The biggest myth perpetuated by the sleep community is that once you start using CPAP, you’ll begin to sleep like a baby again. Just like getting married, the waiting (for your sleep test and another few weeks for the results), anticipation (doctors and techs tell you it’s going to be great) and all the hard work involved (sleeping in a strange bed hooked up from head to shin) is the easy part. Once you get married (you start using CPAP at home), you realize the really difficult part is just beginning.
Mary was one such woman. In her late 40s, her sleep quality had been deteriorating slowly over the past few years. She had put on 5 to 10 pounds every year for the past few years, and her husband was complaining that she was snoring too much. She had no energy to do anything or be productive as an accountant, especially in the afternoons, feeling drowsy and foggy-headed.
Why Many People Hate CPAP
She mentioned these symptoms to her doctor, who sent her to a sleep physician. Sure enough, an overnight sleep study found that she stopped breathing 45 times every hour. Her oxygen level dropped to a low of 79% (normal is in the mid to high 90s). She was brought back another night for a CPAP titration study, which was very uncomfortable, but an optimal CPAP pressure was found. All throughout the process, everyone was nice and reassuring, telling her that once she started using CPAP, she could sleep much better again.
Once her CPAP was ordered, the equipment company people helped her set it up in her bedroom, and showed her how to use it. They gave her thorough instructions and were very patient in answering all her questions. The first night, she struggled to keep in on for more than one to two hours. The next few nights, the most she could keep it on was three hours. Her mouth was dry, and air kept leaking out around the mask and out of her mouth.
She called the equipment company a week later and they suggested switching to a full face mask, but that didn’t help either. After 2 more weeks of struggling, she gave up and returned her CPAP machine.
How CPAP is Like a Car
Unfortunately, Mary’s story is seen all too frequently. Too many people accept CPAP passively and start using it, expecting to get great results right away. In one way, this is like driving a new car without any driving education whatsoever. You have to know what the car is for (get to from point A to point B). You have to know to to drive, and know how to troubleshoot problems that may arise such as a flat tire, low wiper fluid, or not enough oil.

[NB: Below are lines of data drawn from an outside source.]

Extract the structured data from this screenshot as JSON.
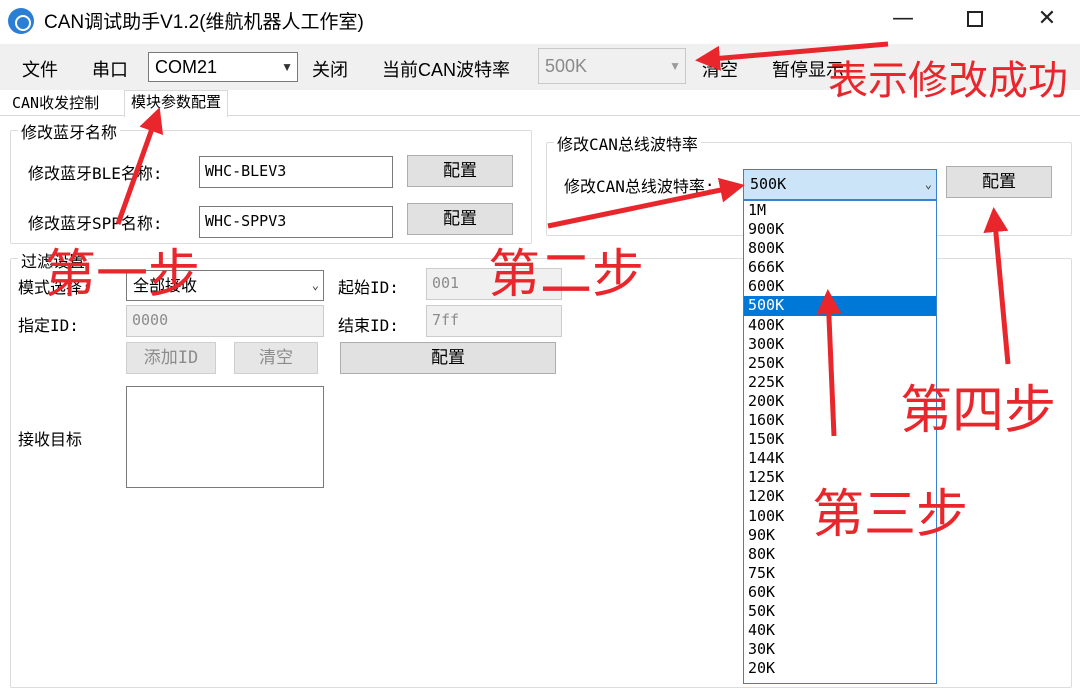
{
  "window": {
    "title": "CAN调试助手V1.2(维航机器人工作室)",
    "minimize_glyph": "—",
    "close_glyph": "✕"
  },
  "toolbar": {
    "menu_file": "文件",
    "menu_serial": "串口",
    "port_value": "COM21",
    "close_label": "关闭",
    "baud_label": "当前CAN波特率",
    "baud_value": "500K",
    "clear_label": "清空",
    "pause_label": "暂停显示"
  },
  "tabs": [
    {
      "label": "CAN收发控制"
    },
    {
      "label": "模块参数配置",
      "active": true
    }
  ],
  "bluetooth_group": {
    "title": "修改蓝牙名称",
    "ble_label": "修改蓝牙BLE名称:",
    "ble_value": "WHC-BLEV3",
    "spp_label": "修改蓝牙SPP名称:",
    "spp_value": "WHC-SPPV3",
    "config_label": "配置"
  },
  "can_baud_group": {
    "title": "修改CAN总线波特率",
    "label": "修改CAN总线波特率:",
    "selected": "500K",
    "config_label": "配置",
    "options": [
      "1M",
      "900K",
      "800K",
      "666K",
      "600K",
      "500K",
      "400K",
      "300K",
      "250K",
      "225K",
      "200K",
      "160K",
      "150K",
      "144K",
      "125K",
      "120K",
      "100K",
      "90K",
      "80K",
      "75K",
      "60K",
      "50K",
      "40K",
      "30K",
      "20K"
    ]
  },
  "filter_group": {
    "title": "过滤设置",
    "mode_label": "模式选择:",
    "mode_value": "全部接收",
    "start_id_label": "起始ID:",
    "start_id_value": "001",
    "assign_id_label": "指定ID:",
    "assign_id_value": "0000",
    "end_id_label": "结束ID:",
    "end_id_value": "7ff",
    "add_id_label": "添加ID",
    "clear_label": "清空",
    "config_label": "配置",
    "receive_target_label": "接收目标"
  },
  "annotations": {
    "success": "表示修改成功",
    "step1": "第一步",
    "step2": "第二步",
    "step3": "第三步",
    "step4": "第四步"
  },
  "colors": {
    "annotation_red": "#e8262c",
    "selection_blue": "#0078d7",
    "toolbar_bg": "#f0f0f0"
  }
}
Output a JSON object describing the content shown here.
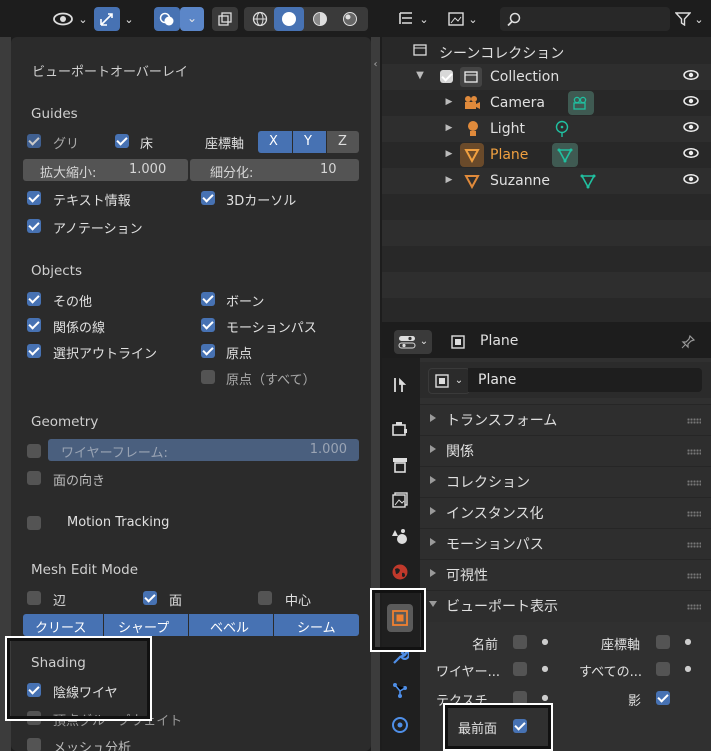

Similarly with CPAP, you have to know how to use it and know how to deal with problems that may arise. Most people will have at least a few issues with CPAP when they start, but when dealt with systematically using proven steps, these problems can usually be resolved. The same thing can be said about a car. The problem is that unlike your car, with rare exceptions, the systems that are available for CPAP support through our health care system is inconsistent and in general, very lacking.
The good news is that there are lots of options that are available to help you navigate CPAP challenges in addition to your sleep professionals. Just like before buying a new car or getting married, you have to do your research and be prepared. Educate yourself as much as possible about the most common issues that may arise when starting CPAP, and have responsive resources (sleep lab or equipment company) in place to turn to for questions for problems that may arise.
Preparation is the Key to Success
In Mary’s case, I saw her 6 months after she gave up on CPAP. Incidentally, it turned out that she suffered from a stuffy nose all her life. Her exam revealed a severely deviated nasal septum, enlarged nasal turbinates and flimsy nostrils. Since medical therapy didn’t work, she elected to undergo nasal surgery. Once she was breathing much better through her nose, I encouraged her to try CPAP again. This time, she found that she was able to keep it on for 4-5 hours at a time initially, and after 2 weeks, was able to sleep through the entire night. For the first time in years, she woke up refreshed in the morning.
Whenever CPAP is first recommended for your obstructive sleep apnea, don’t assume it’s going to work right away. Be prepared by educating yourself and devour as much information as possible. Anticipate the most common problems that can arise and learn how to deal with them effectively. Some people, like Mary, needed nasal surgery to help use CPAP. For others, it may be a new mask, headgear, mask liner, hose position, or even a different kind of machine. For the vast majority of CPAP problems, there are effective solutions. Just like a good marriage, if you intentionally work at your marriage, after years or decades of hard work, you’ll begin to see the benefits.
Another Way to Prepare
As a result of helping thousands of patients with sleep apnea use their CPAP devices, I’ve learned that there are a few a dozen or so situations that make up 80% of all the problems. I’ve been working on a compilation of all the issues that arise when first starting CPAP, with solutions. But more importantly, I start by going deeply into mindset issues and mental and emotional preparation that’s needed for success using CPAP. The book is called, “Totally CPAP: A Sleep Physician’s Guide to Restoring Your Sleep and Reclaiming Your Life.” It’s tentatively scheduled for release in early March. I’ve included a photo of the cover and the table of contents. As you can see, it was endorsed by Dr. Barry Krakow, author of Sound Sleep, Sound Mind.
If you wish to be alerted when the book is available (soft cover and Kindle), please fill in your name and email address below.